Kari is a serial entrepreneur with an education addiction and a profound curiosity that, more often then not, fuels some pretty incredible adventures. Currently her attention is focused on social and digital media technology and she is developing a project with her family of five and a variety of sponsors to share their cross-country adventures online in an interactive, socially responsible, educational and authentic manner.


  • Selma

    Long long ago, my father had to attend a professional convention in San Francisco. Our family’s home was the Wash. DC area, and I (aged 21) was living in Ann Arbor at the time. My parents hosted me and my younger sister (aged 18) on the trip. Granted we were young adults, not toddlers, but it -was- a business-family trip. Dad had to attend certain meetings alone while we went sightseeing.

    As a result of what I saw and experienced on that trip, some years later I moved to San Francisco to live and have remained in the area.

    If little kids are taken on a business trip, I do think that a separation is necessary, that they really can’t go to the meetings with you. Either Mommy or Daddy, whoever is doing the business, has to do it as if going to work at home, and meet up later with the others. But if the kids are old enough to get an inkling of things, you never know what the future influence might be.

    (I don’t want to put my dog in a kennel either. Is that another topic? Chris, does your vagabond family have pets?)

    • http://elliott.org Christopher Elliott

      Yes, we have pets — three cats. But we also have a great housesitter who loves cats and spends lots of time with them when we’re gone.

      • Kevin Murray

        +1 for housesitters! I would go broke if I had to kennel my dog every time I went out of town.

  • Kevin Murray

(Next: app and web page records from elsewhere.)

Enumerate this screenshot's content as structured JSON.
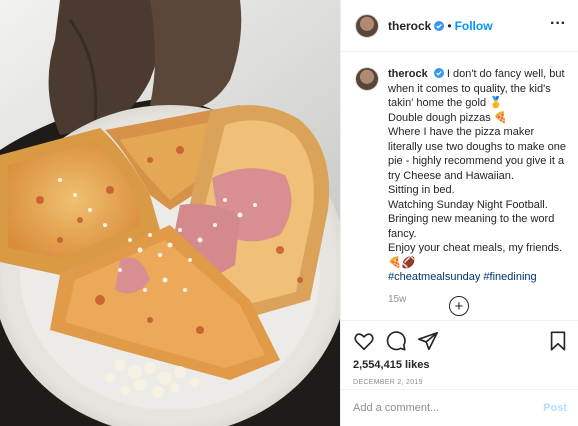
{
  "header": {
    "username": "therock",
    "separator": "•",
    "follow_label": "Follow",
    "more_label": "···"
  },
  "caption": {
    "username": "therock",
    "lines": [
      "I don't do fancy well, but when it comes to quality, the kid's takin' home the gold 🥇",
      "Double dough pizzas 🍕",
      "Where I have the pizza maker literally use two doughs to make one pie - highly recommend you give it a try Cheese and Hawaiian.",
      "Sitting in bed.",
      "Watching Sunday Night Football.",
      "Bringing new meaning to the word fancy.",
      "Enjoy your cheat meals, my friends. 🍕🏈"
    ],
    "hashtags": [
      "#cheatmealsunday",
      "#finedining"
    ],
    "time_ago": "15w"
  },
  "load_more": {
    "label": "+"
  },
  "actions": {
    "icons": [
      "heart-icon",
      "comment-icon",
      "share-icon",
      "bookmark-icon"
    ],
    "likes": "2,554,415 likes",
    "date": "DECEMBER 2, 2019"
  },
  "comment": {
    "placeholder": "Add a comment...",
    "post_label": "Post"
  },
  "colors": {
    "link_blue": "#0095f6",
    "hashtag_blue": "#00376b",
    "muted_gray": "#8e8e8e",
    "post_disabled": "#b2dffc"
  }
}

    When I was in 3rd grade (I think), my father had a week long training class in San Diego, CA. It happened to be over spring break. So my father asked his employer if he could use the money that would have been spent for his hotel and airfare and drive our RV out. So we all went out. During the day, my father would go to his class and my mother would take us places like Sea World, San Digeo Zoo, Balboa Park, the beach, etc. So that worked really well for us and made for a great, mostly inexpensive spring break trip.

  • Nancy Nally

    I travel several times a year for business and can’t imagine taking my family with me for a “vacation” while I did it. I’m scheduled every minute from 8am-10pm usually on those days! Barely have time to eat. To try to claim we were having a “family” vacation would be a joke.